When we hear “epiphany”, we think of the light bulb and “ah ha, I get it now” moments of revelation. Imagine the ‘ah ha’ moment of the wise men before the Christ child.
We are in a season called the Time after Epiphany, when we will look at the manifestations of who Christ is and what his public ministry/mission will be. Therefore, it is a season of light bulb moments (epiphanies). This season always begins with the Baptism of Our Lord.
It always begins with the Baptism of Our Lord for good reason for in all the Gospel accounts (especially in Mark), it is the beginning of Jesus’ public ministry. It is also one of the biggest “ah ha” moments for Jesus, John, and the community as a whole (depending on the Gospel account).
In Mark’s account, Jesus the Christ and John the Baptist will be the only two who hear this revelation coming from heaven: “This is my Son, the beloved, with him I am well pleased”.
It is also a day when we are called to remember our own baptisms, because within our own baptismal waters we have the same revelation that we also are the sons and daughters of God. We are beloved. God is well pleased with us.
BUT, we also tend to think that our baptisms are a onetime event.
We come to the waters once.
We are baptized once.
This is true, but not true (at the same time).
We are called to return to our baptismal waters and to the promise to commit ourselves to lives of mercy and compassion, seeking justice, and serving both God and neighbor every single day. EVERY. SINGLE. DAY.
It is not easy. It is not an easy task, BUT it is what we are called to do.
A favorite teaching of mine from Martin Luther has to do with baptism. He wrote about how God’s work with, in, among, and through us (I would add despite us too) does not just happen or end in baptism; baptism is merely the beginning point.
Luther writes that we awaken each day to see Adam (the old self and our sin) swimming in the water and each morning we must drown it once again, but only to find it the next morning still swimming in the fount. In fact, he writes it is a process only completed in the moment of our death.
Our lives of faith, our commitment to God, our revelations and ‘ah ha’ moments, and our baptismal promises are not a onetime thing but rather the beginning of a life-long process.
When I was a Junior High student in Confirmation, my mentor pastor told us that he had an easy way to help us recall and remember our baptism EVERYDAY. He did and it might sound silly, BUT anytime you are washing your hands, washing your face, or taking a shower… imagine that the water washing over you (like the Holy Spirit) is taking all the grim, the dirt, and the sin of the day right down the drain with it in order that you can be reborn, resurrected, restored, and renewed to continue the process again.
During this Time after Epiphany, we will get call stories and miracles to reveal understanding about Jesus’ life and ministry.
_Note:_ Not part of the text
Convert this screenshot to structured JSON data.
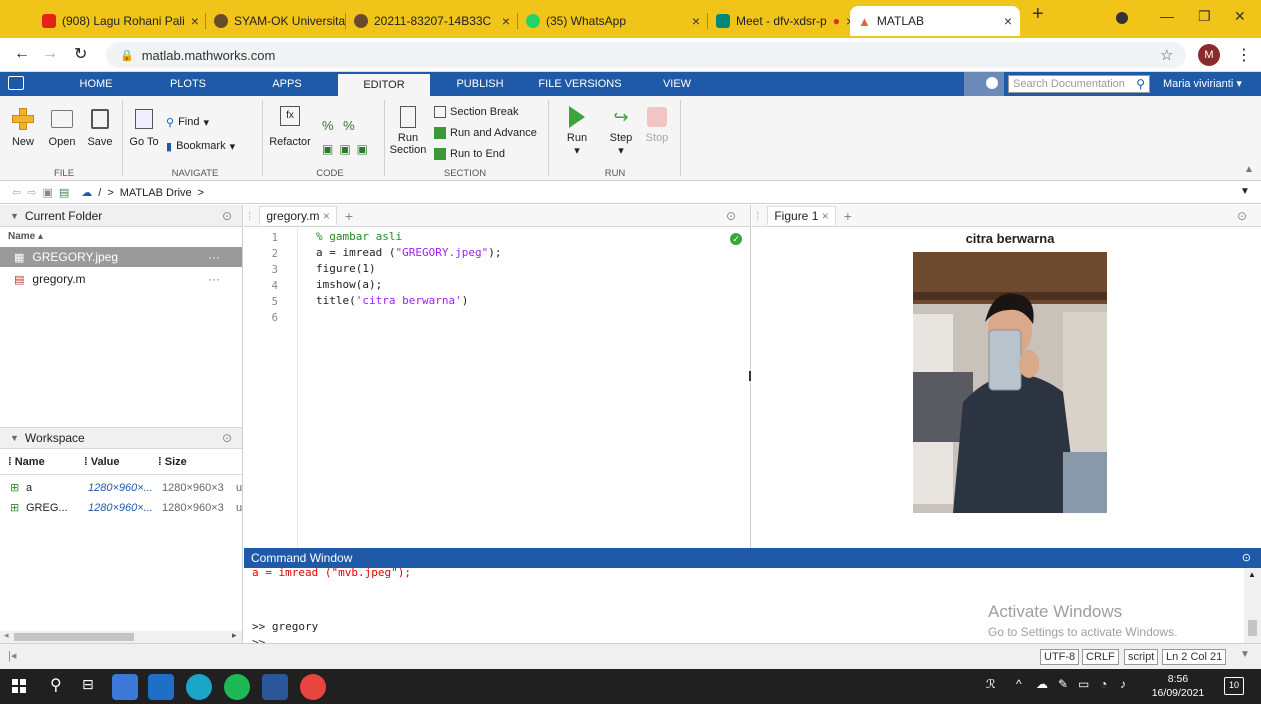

May we all have our own revelations each day as we remember our own baptisms rooted in that of Jesus the Christ. Amen.
Focus Scripture was Mark 1: 4-11
Originally Preached on January 7, 2018 at Trinity Lutheran Church (Union City, IN)